- Nov 2020
We’re creating laws that stop students from looking for information.
This, and the use of propriety snooper software like TurnItIn, places commercial interests in a position of authority to actually define what academic integrity is, and to do that narrowly enough, to lock in their customer base and convince educators that they provide an essential service. In the end, they will define cheating so narrowly, and make it so universal, that it becomes impossible to avoid and so convince everyone that cheating is the only way to "learn".
Plus, let’s face it, it’s exhausting. I know faculty that are constantly monitoring for cheating. And they hate it. It’s wasted effort.

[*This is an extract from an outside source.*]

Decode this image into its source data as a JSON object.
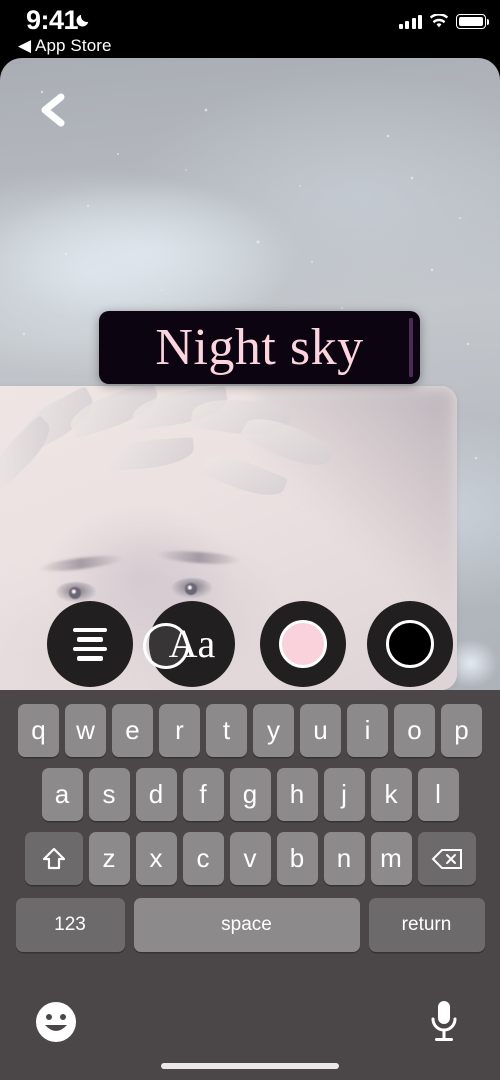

Teachers should monitor students, but for learning not for cheating. By assuming that students are learning, or trying to learn, they will engage more effectively and they will also know when students aren't really "doing their own work", and know enough about that to move the student to more productive activity. Not only is policing a waste of time, it corrupts the learning process and pits teacher and student against one another.